Phelps returned to Germany a year later, remaining until January 1893 when his health began to suffer from the climate and he traveled south through Spain, Morocco, Tunis, Algiers and Italy.
While Phelps was vacationing, Governor Werts of New Jersey appointed him judge of the state Court of Errors and Appeals. Turning over the affairs of the legislation to his success, Phelps again returned to the United States to be sworn into his judicial role on June 20, 1893.
In February of 1894, Phelps' throat began to trouble him seriously, and the illness confined him to his home for days. He continued to try to keep up with his work and in fact was present until the adjournment of the term. A few days later he traveled to the Hygeia Hotel at Old Point Comfort in Virginia, a resort that in the past had been a place of rest for him.

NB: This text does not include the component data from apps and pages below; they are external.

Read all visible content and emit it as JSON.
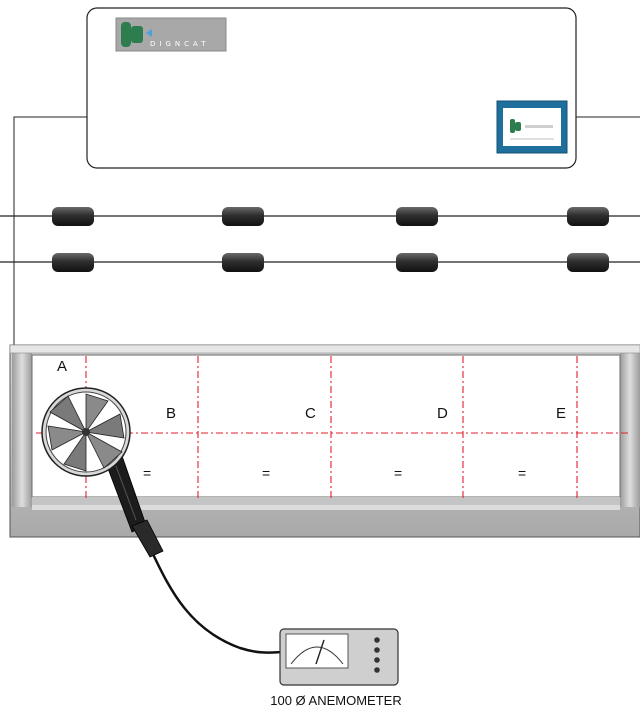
{
  "brand": {
    "name": "DIGNCAT",
    "accent": "#2e7d4f"
  },
  "zones": [
    "A",
    "B",
    "C",
    "D",
    "E"
  ],
  "equal_marks": [
    "=",
    "=",
    "=",
    "="
  ],
  "meter": {
    "caption": "100 Ø ANEMOMETER"
  },
  "colors": {
    "grid_lines": "#e0202a",
    "tray": "#b8b8b8",
    "damper": "#2a2a2a"
  }
}
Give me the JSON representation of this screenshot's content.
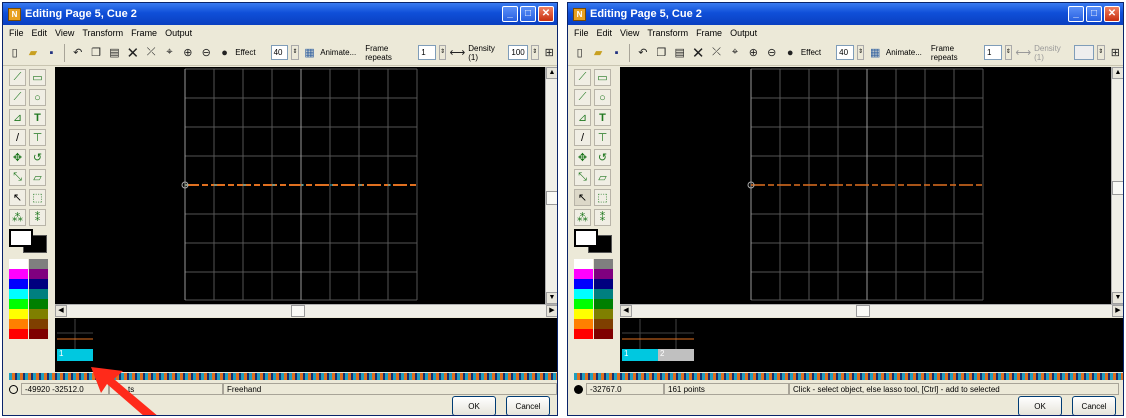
{
  "window_title": "Editing Page 5, Cue 2",
  "app_icon_text": "N",
  "menu": [
    "File",
    "Edit",
    "View",
    "Transform",
    "Frame",
    "Output"
  ],
  "toolbar": {
    "effect_label": "Effect",
    "effect_value": "40",
    "animate_label": "Animate...",
    "frame_repeats_label": "Frame repeats",
    "frame_repeats_value": "1",
    "density_label": "Density (1)",
    "density_value": "100"
  },
  "left": {
    "status_coords": "-49920 -32512.0",
    "status_points": "ts",
    "status_tool": "Freehand",
    "frame_number": "1"
  },
  "right": {
    "status_coords": "-32767.0",
    "status_points": "161 points",
    "status_hint": "Click - select object, else lasso tool, [Ctrl] - add to selected",
    "frame_number_1": "1",
    "frame_number_2": "2"
  },
  "buttons": {
    "ok": "OK",
    "cancel": "Cancel"
  },
  "palette": [
    "#ffffff",
    "#7f7f7f",
    "#ff00ff",
    "#7f007f",
    "#0000ff",
    "#00007f",
    "#00ffff",
    "#007f7f",
    "#00ff00",
    "#007f00",
    "#ffff00",
    "#7f7f00",
    "#ff7f00",
    "#7f3f00",
    "#ff0000",
    "#7f0000"
  ],
  "accent_colors": {
    "titlebar": "#0f4fd8",
    "laser_line": "#e07020",
    "frame_thumb": "#00c8e0",
    "arrow": "#ff2a1a"
  }
}
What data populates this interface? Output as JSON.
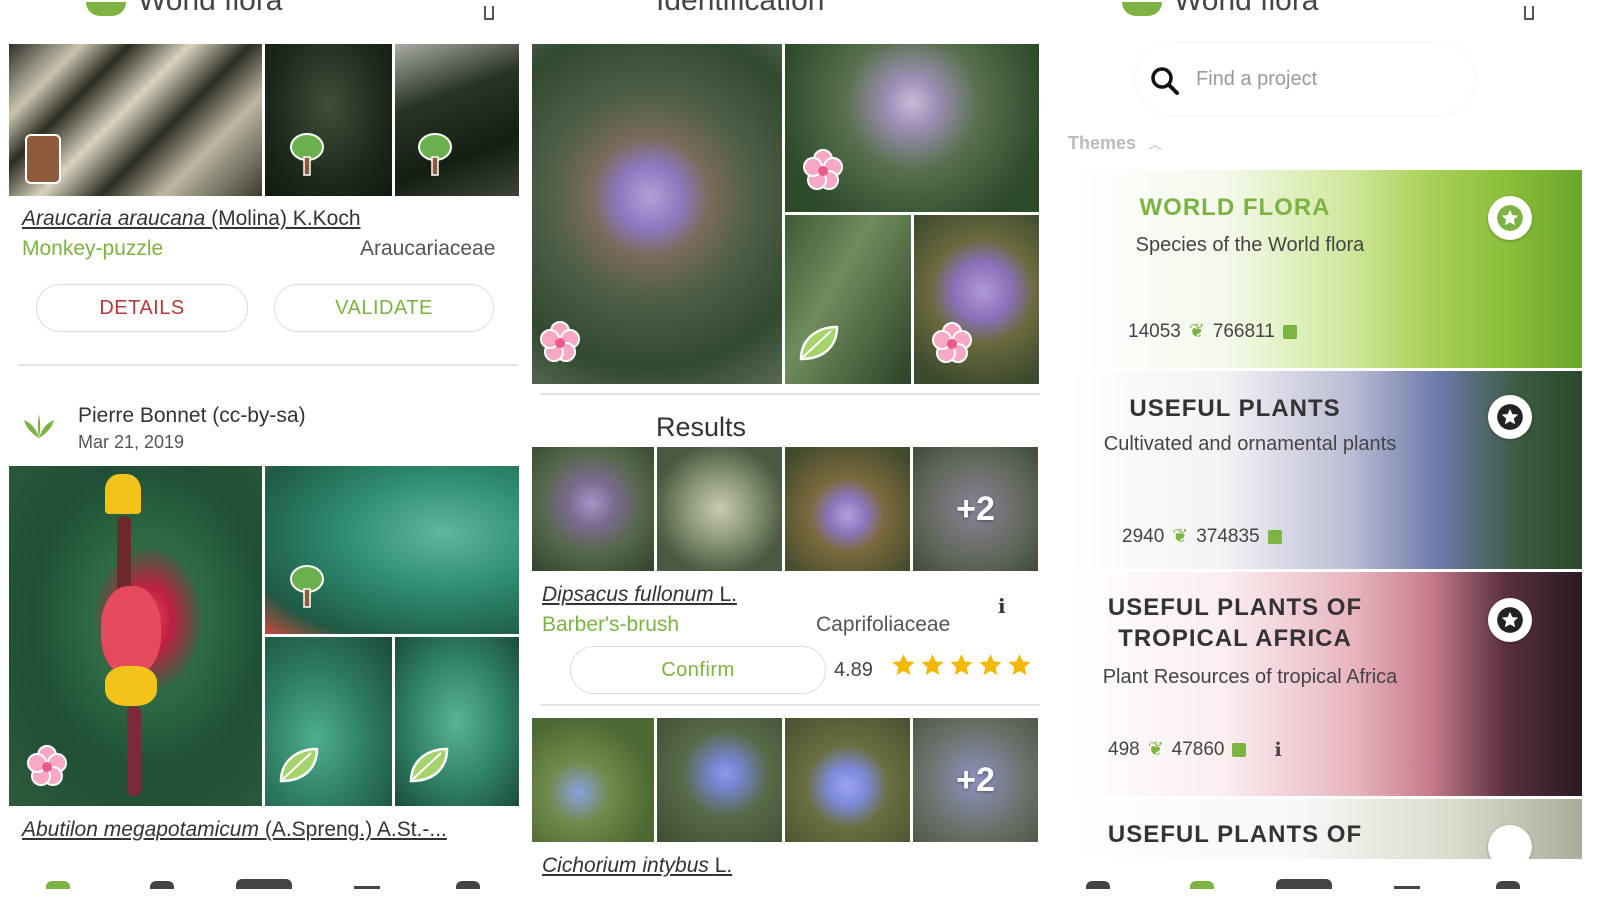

Here Phelps became withdrawn and quiet, an attitude brought on by his physical inability to converse. The last entry in his diary is dated April 10, 1894. Phelps moved himself to Hot Springs, W. Va., where he enjoyed a temporary return of strength. Finding no lasting improvement in his health in Hot Springs, Phelps returned to his home in Teaneck on May 18.
By May 31 he was bedridden, and in June he lapsed into a coma. He died June 17, 1894.
Hundreds of people lined the streets of Teaneck and Englewood to honor his funeral procession. The trees he had planted himself lined the path of this final journey.
Upon his burial the New York Tribune wrote: "He possessed a rich store of affection and sympathy on which all who knew him drew at will, with full assurance that their drafts would never be dishonored. Not on friends alone, but wherever he detected the need of assistance or of consolation, he bestowed the best gift in his keeping. He won in life the only reward he wanted, but the tribute of tears which would have grieved him must follow him to the grave."
At the time of his death William Walter Phelps owned half of what is presently Teaneck. His estate was left equally to his widow and three children. His youngest son, Sheffield, died of typhoid fever in 1917, Mrs. Phelps died in 1920 and Marion Phelps in 1923. John Jay, William's eldest son, lived until 1948, when he died at the age of 87.